• **PROBLEM TO WORK ON**
Give back the whole listing verbatim, printing none of its pictures.

• **WORKING DATA**

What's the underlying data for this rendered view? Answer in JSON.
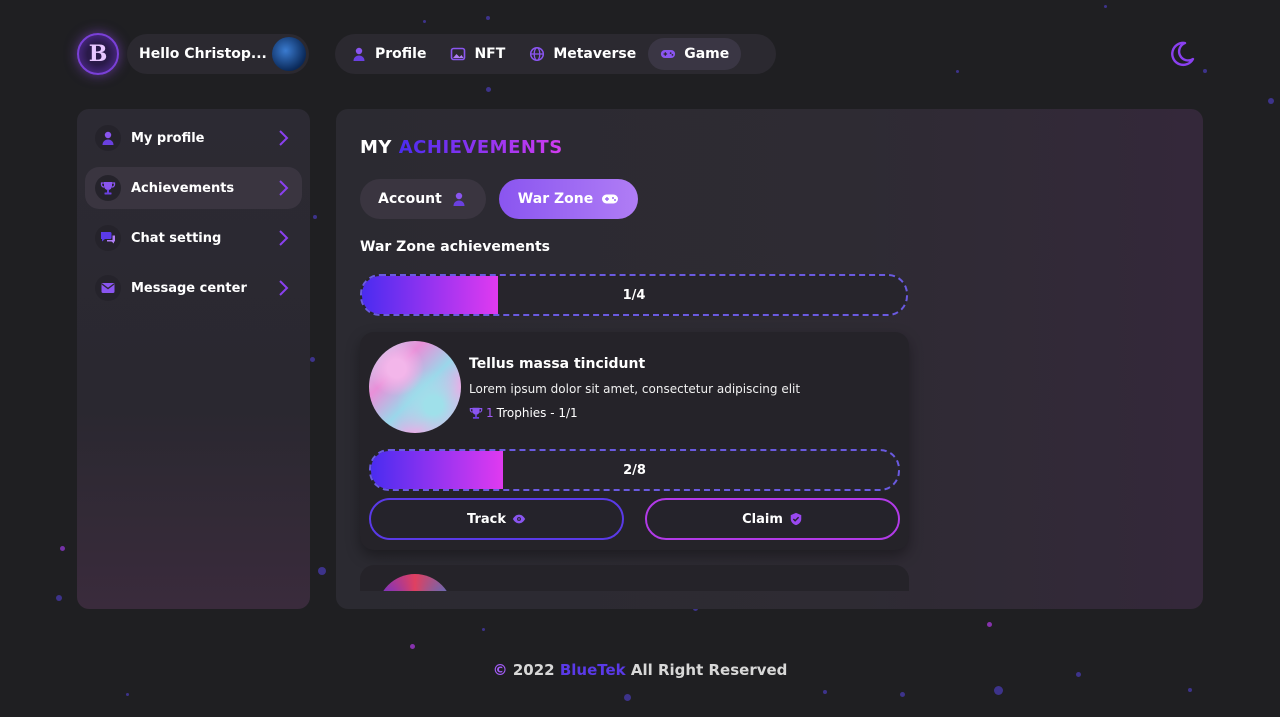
{
  "header": {
    "logo_letter": "B",
    "greeting": "Hello Christop...",
    "nav": [
      {
        "label": "Profile",
        "icon": "user-icon"
      },
      {
        "label": "NFT",
        "icon": "image-icon"
      },
      {
        "label": "Metaverse",
        "icon": "globe-icon"
      },
      {
        "label": "Game",
        "icon": "gamepad-icon",
        "active": true
      }
    ],
    "theme_icon": "moon-icon"
  },
  "sidebar": {
    "items": [
      {
        "label": "My profile",
        "icon": "user-icon"
      },
      {
        "label": "Achievements",
        "icon": "trophy-icon",
        "active": true
      },
      {
        "label": "Chat setting",
        "icon": "chat-icon"
      },
      {
        "label": "Message center",
        "icon": "mail-icon"
      }
    ]
  },
  "main": {
    "title_plain": "MY",
    "title_accent": "ACHIEVEMENTS",
    "tabs": [
      {
        "label": "Account",
        "icon": "user-icon"
      },
      {
        "label": "War Zone",
        "icon": "gamepad-icon",
        "active": true
      }
    ],
    "section_label": "War Zone achievements",
    "overall_progress": {
      "text": "1/4",
      "fraction": 0.25
    },
    "cards": [
      {
        "title": "Tellus massa tincidunt",
        "description": "Lorem ipsum dolor sit amet, consectetur adipiscing elit",
        "trophy_count": "1",
        "trophy_text": "Trophies - 1/1",
        "progress": {
          "text": "2/8",
          "fraction": 0.25
        },
        "track_label": "Track",
        "claim_label": "Claim"
      }
    ]
  },
  "footer": {
    "copyright_symbol": "©",
    "year": "2022",
    "brand": "BlueTek",
    "rest": "All Right Reserved"
  },
  "colors": {
    "accent_blue": "#4a2cf0",
    "accent_pink": "#e03af0",
    "accent_purple": "#a25cf5",
    "background": "#1f1f22"
  }
}
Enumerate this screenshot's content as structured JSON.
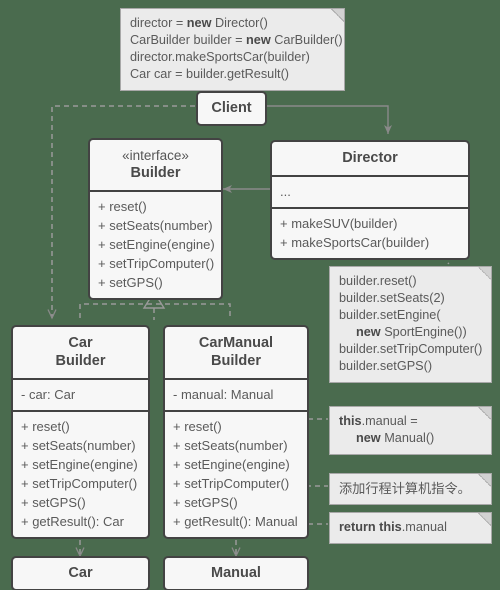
{
  "diagram": {
    "title": "Builder Pattern UML Class Diagram",
    "background_color": "#4a6b4e",
    "box_fill": "#f7f7f7",
    "box_border": "#434343",
    "note_fill": "#ebebeb",
    "note_border": "#a8a8a8",
    "connector_color": "#8a8a8a"
  },
  "client_note": {
    "lines": [
      {
        "pre": "director = ",
        "bold": "new",
        "post": " Director()"
      },
      {
        "pre": "CarBuilder builder = ",
        "bold": "new",
        "post": " CarBuilder()"
      },
      {
        "pre": "director.makeSportsCar(builder)",
        "bold": "",
        "post": ""
      },
      {
        "pre": "Car car = builder.getResult()",
        "bold": "",
        "post": ""
      }
    ]
  },
  "client": {
    "name": "Client"
  },
  "builder_interface": {
    "stereotype": "«interface»",
    "name": "Builder",
    "methods": [
      "+ reset()",
      "+ setSeats(number)",
      "+ setEngine(engine)",
      "+ setTripComputer()",
      "+ setGPS()"
    ]
  },
  "director": {
    "name": "Director",
    "fields": [
      "..."
    ],
    "methods": [
      "+ makeSUV(builder)",
      "+ makeSportsCar(builder)"
    ]
  },
  "director_note": {
    "lines": [
      {
        "pre": "builder.reset()",
        "bold": "",
        "post": "",
        "indent": false
      },
      {
        "pre": "builder.setSeats(2)",
        "bold": "",
        "post": "",
        "indent": false
      },
      {
        "pre": "builder.setEngine(",
        "bold": "",
        "post": "",
        "indent": false
      },
      {
        "pre": "",
        "bold": "new",
        "post": " SportEngine())",
        "indent": true
      },
      {
        "pre": "builder.setTripComputer()",
        "bold": "",
        "post": "",
        "indent": false
      },
      {
        "pre": "builder.setGPS()",
        "bold": "",
        "post": "",
        "indent": false
      }
    ]
  },
  "car_builder": {
    "name_line1": "Car",
    "name_line2": "Builder",
    "fields": [
      "- car: Car"
    ],
    "methods": [
      "+ reset()",
      "+ setSeats(number)",
      "+ setEngine(engine)",
      "+ setTripComputer()",
      "+ setGPS()",
      "+ getResult(): Car"
    ]
  },
  "car_manual_builder": {
    "name_line1": "CarManual",
    "name_line2": "Builder",
    "fields": [
      "- manual: Manual"
    ],
    "methods": [
      "+ reset()",
      "+ setSeats(number)",
      "+ setEngine(engine)",
      "+ setTripComputer()",
      "+ setGPS()",
      "+ getResult(): Manual"
    ]
  },
  "note_reset": {
    "lines": [
      {
        "pre": "",
        "bold": "this",
        "post": ".manual =",
        "indent": false
      },
      {
        "pre": "",
        "bold": "new",
        "post": " Manual()",
        "indent": true
      }
    ]
  },
  "note_trip_computer": {
    "text": "添加行程计算机指令。"
  },
  "note_get_result": {
    "lines": [
      {
        "pre": "",
        "bold": "return this",
        "post": ".manual",
        "indent": false
      }
    ]
  },
  "car_product": {
    "name": "Car"
  },
  "manual_product": {
    "name": "Manual"
  }
}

• **TASK SOLUTION**
What's the underlying data for this rendered view? Answer in JSON.
{
  "header": {
    "logo_letter": "B",
    "greeting": "Hello Christop...",
    "nav": [
      {
        "label": "Profile",
        "icon": "user-icon"
      },
      {
        "label": "NFT",
        "icon": "image-icon"
      },
      {
        "label": "Metaverse",
        "icon": "globe-icon"
      },
      {
        "label": "Game",
        "icon": "gamepad-icon",
        "active": true
      }
    ],
    "theme_icon": "moon-icon"
  },
  "sidebar": {
    "items": [
      {
        "label": "My profile",
        "icon": "user-icon"
      },
      {
        "label": "Achievements",
        "icon": "trophy-icon",
        "active": true
      },
      {
        "label": "Chat setting",
        "icon": "chat-icon"
      },
      {
        "label": "Message center",
        "icon": "mail-icon"
      }
    ]
  },
  "main": {
    "title_plain": "MY",
    "title_accent": "ACHIEVEMENTS",
    "tabs": [
      {
        "label": "Account",
        "icon": "user-icon"
      },
      {
        "label": "War Zone",
        "icon": "gamepad-icon",
        "active": true
      }
    ],
    "section_label": "War Zone achievements",
    "overall_progress": {
      "text": "1/4",
      "fraction": 0.25
    },
    "cards": [
      {
        "title": "Tellus massa tincidunt",
        "description": "Lorem ipsum dolor sit amet, consectetur adipiscing elit",
        "trophy_count": "1",
        "trophy_text": "Trophies - 1/1",
        "progress": {
          "text": "2/8",
          "fraction": 0.25
        },
        "track_label": "Track",
        "claim_label": "Claim"
      }
    ]
  },
  "footer": {
    "copyright_symbol": "©",
    "year": "2022",
    "brand": "BlueTek",
    "rest": "All Right Reserved"
  },
  "colors": {
    "accent_blue": "#4a2cf0",
    "accent_pink": "#e03af0",
    "accent_purple": "#a25cf5",
    "background": "#1f1f22"
  }
}
Enumerate this screenshot's content as structured JSON.
{
  "diagram": {
    "title": "Builder Pattern UML Class Diagram",
    "background_color": "#4a6b4e",
    "box_fill": "#f7f7f7",
    "box_border": "#434343",
    "note_fill": "#ebebeb",
    "note_border": "#a8a8a8",
    "connector_color": "#8a8a8a"
  },
  "client_note": {
    "lines": [
      {
        "pre": "director = ",
        "bold": "new",
        "post": " Director()"
      },
      {
        "pre": "CarBuilder builder = ",
        "bold": "new",
        "post": " CarBuilder()"
      },
      {
        "pre": "director.makeSportsCar(builder)",
        "bold": "",
        "post": ""
      },
      {
        "pre": "Car car = builder.getResult()",
        "bold": "",
        "post": ""
      }
    ]
  },
  "client": {
    "name": "Client"
  },
  "builder_interface": {
    "stereotype": "«interface»",
    "name": "Builder",
    "methods": [
      "+ reset()",
      "+ setSeats(number)",
      "+ setEngine(engine)",
      "+ setTripComputer()",
      "+ setGPS()"
    ]
  },
  "director": {
    "name": "Director",
    "fields": [
      "..."
    ],
    "methods": [
      "+ makeSUV(builder)",
      "+ makeSportsCar(builder)"
    ]
  },
  "director_note": {
    "lines": [
      {
        "pre": "builder.reset()",
        "bold": "",
        "post": "",
        "indent": false
      },
      {
        "pre": "builder.setSeats(2)",
        "bold": "",
        "post": "",
        "indent": false
      },
      {
        "pre": "builder.setEngine(",
        "bold": "",
        "post": "",
        "indent": false
      },
      {
        "pre": "",
        "bold": "new",
        "post": " SportEngine())",
        "indent": true
      },
      {
        "pre": "builder.setTripComputer()",
        "bold": "",
        "post": "",
        "indent": false
      },
      {
        "pre": "builder.setGPS()",
        "bold": "",
        "post": "",
        "indent": false
      }
    ]
  },
  "car_builder": {
    "name_line1": "Car",
    "name_line2": "Builder",
    "fields": [
      "- car: Car"
    ],
    "methods": [
      "+ reset()",
      "+ setSeats(number)",
      "+ setEngine(engine)",
      "+ setTripComputer()",
      "+ setGPS()",
      "+ getResult(): Car"
    ]
  },
  "car_manual_builder": {
    "name_line1": "CarManual",
    "name_line2": "Builder",
    "fields": [
      "- manual: Manual"
    ],
    "methods": [
      "+ reset()",
      "+ setSeats(number)",
      "+ setEngine(engine)",
      "+ setTripComputer()",
      "+ setGPS()",
      "+ getResult(): Manual"
    ]
  },
  "note_reset": {
    "lines": [
      {
        "pre": "",
        "bold": "this",
        "post": ".manual =",
        "indent": false
      },
      {
        "pre": "",
        "bold": "new",
        "post": " Manual()",
        "indent": true
      }
    ]
  },
  "note_trip_computer": {
    "text": "添加行程计算机指令。"
  },
  "note_get_result": {
    "lines": [
      {
        "pre": "",
        "bold": "return this",
        "post": ".manual",
        "indent": false
      }
    ]
  },
  "car_product": {
    "name": "Car"
  },
  "manual_product": {
    "name": "Manual"
  }
}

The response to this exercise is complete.